Same thing goes for learning a musical instrument. Your child will likely not sound amazing at first. They may struggle to form notes, play scales, and learn to read sheet music. But with practice and training, they will get better. Teaching your child patience, persistence, and focus will go a long way in keeping them motivated.
What Does Learning An Instrument Cost?
The Early Years
When your child first starts learning to play an instrument in school, your expenses will be low.
They will likely take band or orchestra in school. Most schools have instruments that your child can use during class. Many may allow your child to take the instrument home to practice. You will have to pay for a few personal use parts of the instrument and incidentals.
- Brass Instruments: For brass instruments like a trumpet, a mouthpiece which ranges from $10 – $60
- Woodwind Instruments: For a woodwind instruments like a saxophone, a mouthpiece ranges from $20 – $100
Some incidentals may be a fee that the school charges for the band or orchestra class for the costs to have all the instruments and assistants.
If your child’s school doesn’t have instruments to use, renting an instrument will be a larger cost. Depending on the instrument, monthly charges can vary from $20 – $50/month depending on the instrument and the market you live in.
Once your child has a year or two of learning to play an instrument, both of you will have a good idea if they are serious. You both should sit down and talk.
Continuing to learn an instrument from grade school and beyond takes the magic combination of desire, dedication, and talent. If you both decide to move forward, congratulations.
The costs will jump up significantly at this point. First, getting a real instrument for your child can be a big investment. There are many low-cost instruments out there, but they are made with lower quality materials and design. This will likely frustrate your child and stunt their progress.
On the other side of the coin, professional instruments run well into a few thousands to many thousands of dollars. The upside of investing in a professional level of instrument can be somewhat recouped should your child decide to quit after high school or later.
Private lessons can add up quickly. The monthly costs for private lessons vary widely. They can be a few hundred or more per month depending on the experience and reputation of the instructor.
For example, a locally known musician verses a nationally known music professional will command very different rates. Another avenue to consider is remote lessons. This is where your child takes lessons from music teachers over the Internet. The benefit of this is no travel and you have a better selection of teachers available.
Band and orchestra have costs such as a instrument accessories, uniforms, trips, competitions, workshops, sheet music, digital recordings, etc. Some top high school bands can have costs of $20k – $30k per year.
Thankfully many do fund raising to help cut down on your out of pocket costs. Volunteering your time is often an option too to help offset these costs to fund your child.

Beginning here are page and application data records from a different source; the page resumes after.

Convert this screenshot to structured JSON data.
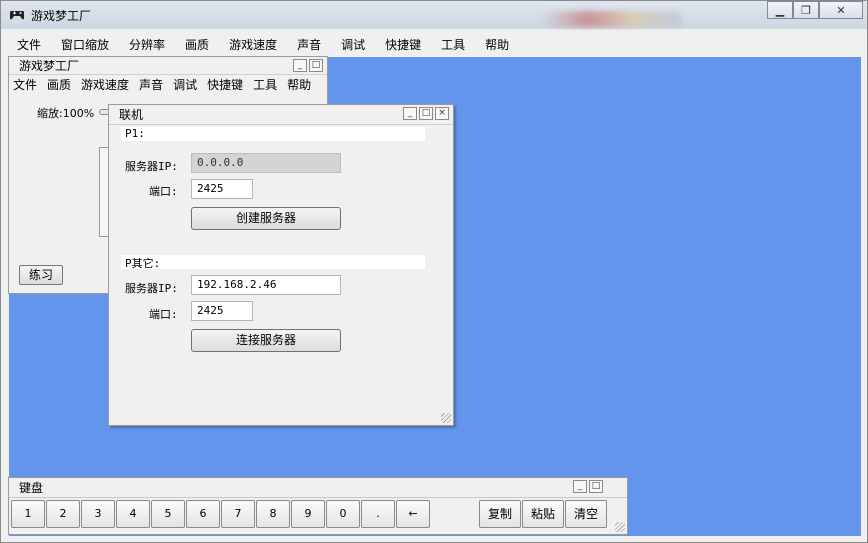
{
  "window": {
    "title": "游戏梦工厂"
  },
  "menubar": [
    "文件",
    "窗口缩放",
    "分辨率",
    "画质",
    "游戏速度",
    "声音",
    "调试",
    "快捷键",
    "工具",
    "帮助"
  ],
  "game_window": {
    "title": "游戏梦工厂",
    "menu": [
      "文件",
      "画质",
      "游戏速度",
      "声音",
      "调试",
      "快捷键",
      "工具",
      "帮助"
    ],
    "zoom_label": "缩放:100%",
    "practice_button": "练习"
  },
  "net_window": {
    "title": "联机",
    "p1_label": "P1:",
    "server_ip_label": "服务器IP:",
    "server_ip_value": "0.0.0.0",
    "port_label": "端口:",
    "port_value_1": "2425",
    "create_button": "创建服务器",
    "p_other_label": "P其它:",
    "server_ip_label_2": "服务器IP:",
    "server_ip_value_2": "192.168.2.46",
    "port_label_2": "端口:",
    "port_value_2": "2425",
    "connect_button": "连接服务器"
  },
  "keyboard_window": {
    "title": "键盘",
    "keys": [
      "1",
      "2",
      "3",
      "4",
      "5",
      "6",
      "7",
      "8",
      "9",
      "0",
      ".",
      "←"
    ],
    "copy": "复制",
    "paste": "粘贴",
    "clear": "清空"
  },
  "colors": {
    "desktop": "#6495ed",
    "chrome": "#f0f0f0"
  },
  "icons": {
    "app": "gamepad-icon",
    "minimize": "minimize-icon",
    "maximize": "maximize-icon",
    "close": "close-icon"
  }
}
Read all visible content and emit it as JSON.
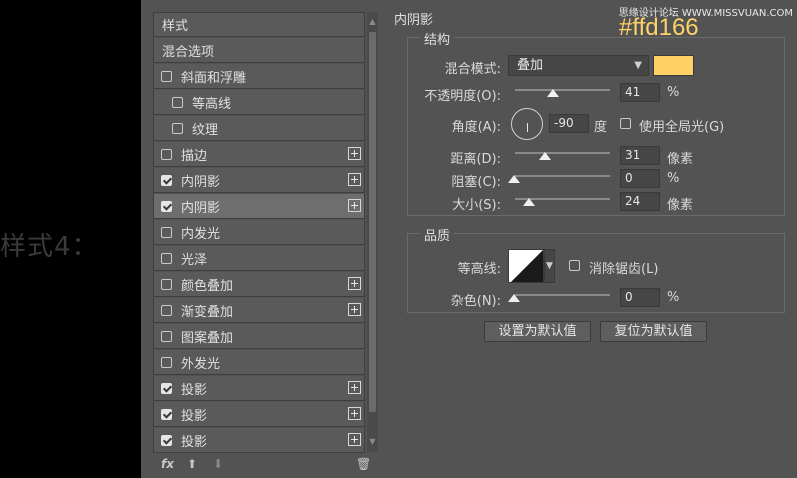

The most important benefit is that your child will likely develop a strong group of friends. This can be invaluable if your child finds themselves attending a new school. They will find children their own age that have a shared love of music. Many professional musicians often started playing their bands with their friends from school. This means your child may develop lifelong friendships.
So instead of dread, feel joy when your child says, “I joined band!”. You are setting up your child to succeed not only in math, but in life. Learning to play a musical instrument will help your child learn new skills, become stronger physically, and increase their mental development. And most of all, your child will have a whole new group of friends doing the most positive activity, making beautiful music.